Today is United Nations International Day for the Elimination of Violence Against Women. Around the globe, workers are saying “No” to violence against women.
Although we often limit discussions on violence against women to domestic violence, it also is a human rights issue and a workplace issue, experts say.
Millions of women work in insecure, temporary, unsafe, underpaid and unpaid jobs. They are subjected to sexual harassment, abuse and rape. According to the International Trade Union Confederation (ITUC), certain types of work situations increase these threats, such as when women travel for their work or migrate to find work or are employed as domestic workers.
AFL-CIO Secretary-Treasurer Liz Shuler says in a statement:
Violence against women is a global problem that affects women of all ages, ethnicities, races, nationalities and socioeconomic backgrounds. It is also a workplace issue. Power imbalances in workplaces and the precarious employment conditions of many women increase their risk of being victims of sexual harassment, abuse and rape.

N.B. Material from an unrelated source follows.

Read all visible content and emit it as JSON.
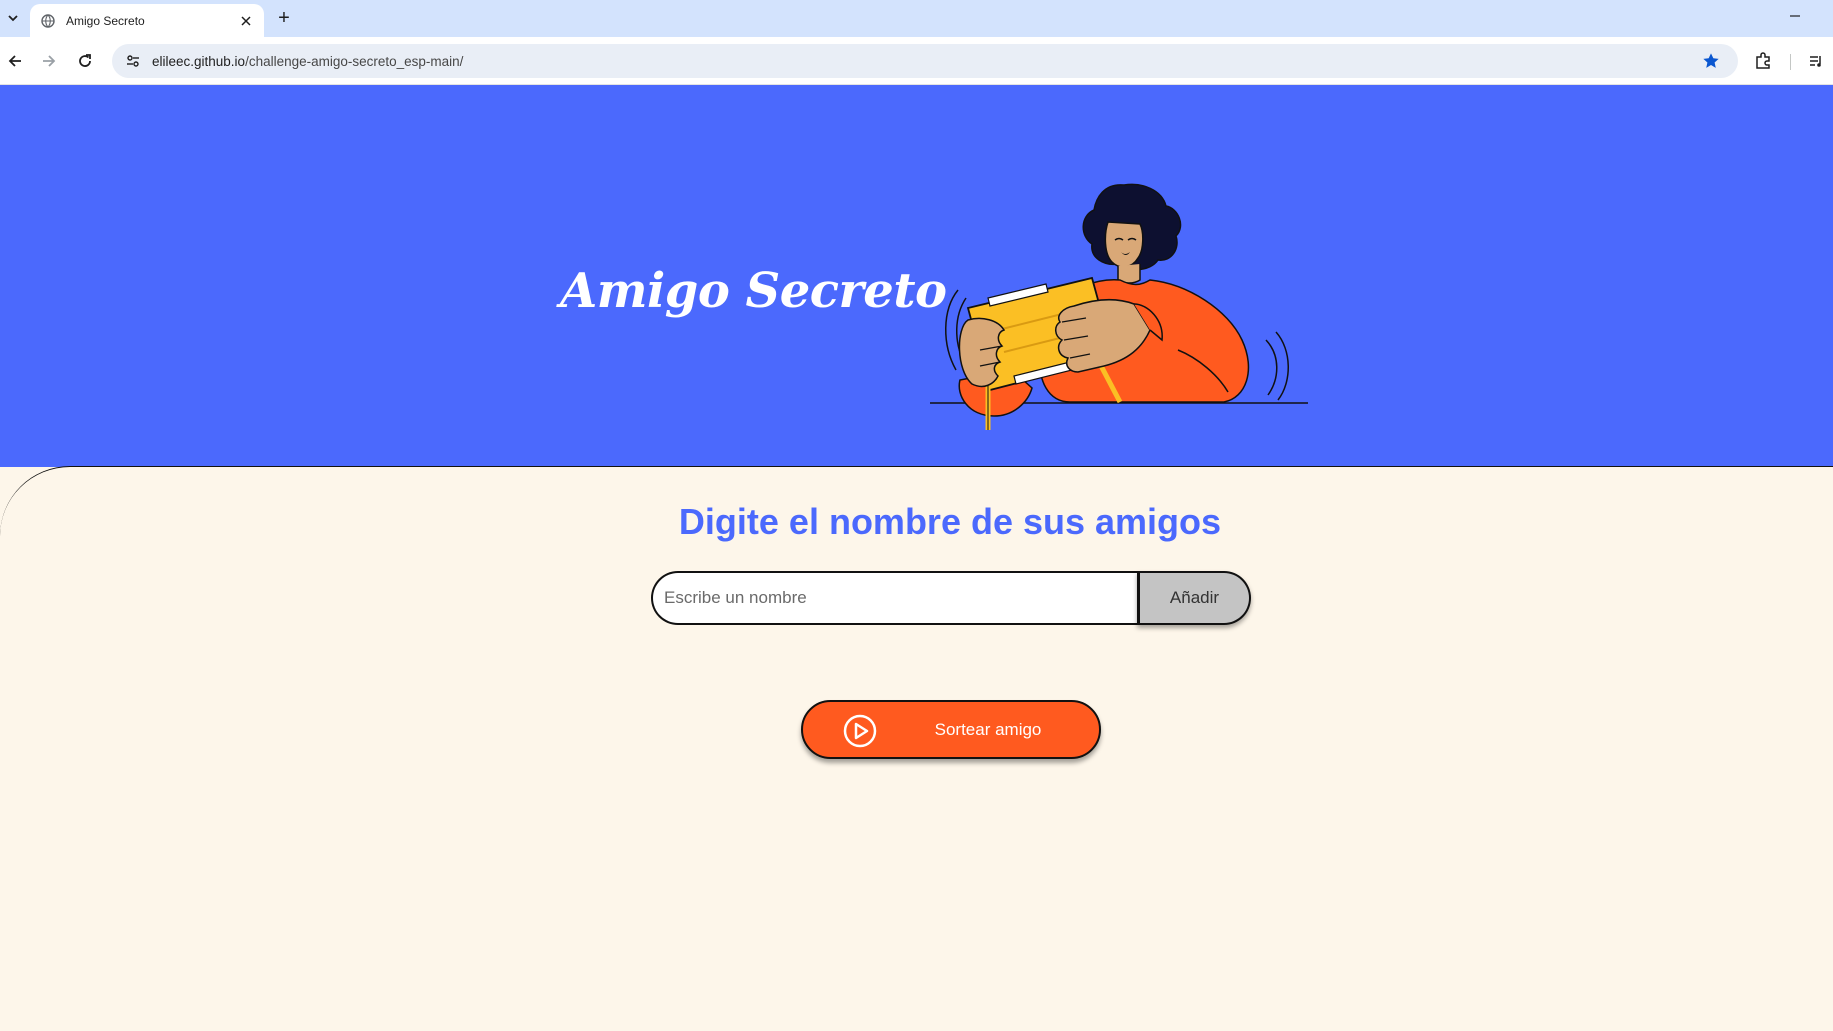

At the same time, domestic violence and other gender-based violence often impedes the ability of women to go to work and earn a living to support their families. To meet their families’ needs, many women have become economic migrants, subject to exploitation by unscrupulous employment agencies and employers.
Flight Attendants-CWA President Patricia Friend says union members are recognizing more and more that violence against women can spill over into the workplace.
We need to be aware that some of our members are coming to work in very difficult circumstances and may need our help. This is a human rights issue, and any human rights issues is a union issue.
Globally, women not only are vulnerable to domestic violence, but are caught in wars and forced into human trafficking for sex in large numbers, says Friend, who represents the AFL-CIO on ITUC’s committee on women.
In March, the AFL-CIO Executive Council issued a Charter of Rights of Working Women, pointing out that women are increasingly moving from place to place as economic migrants, rather than as dependents of male migrants, and are subjected to exploitation by agencies and employers. This situation is unacceptable, Shuler says.
Employers must be held responsible for ensuring that women have a safe workplace free of all forms of violence and sexual harassment. That is why today is so important. Until we have brought an end to violence against women, our families, our economies, our nations and our world will pay the price for our inaction.
Each member of the Network—current and former politicians, activists, religious and community leaders, and others—will work to support the longstanding efforts of women and civil society organizations worldwide to end violence, undertaking actions from raising public awareness to advocating for adequate laws.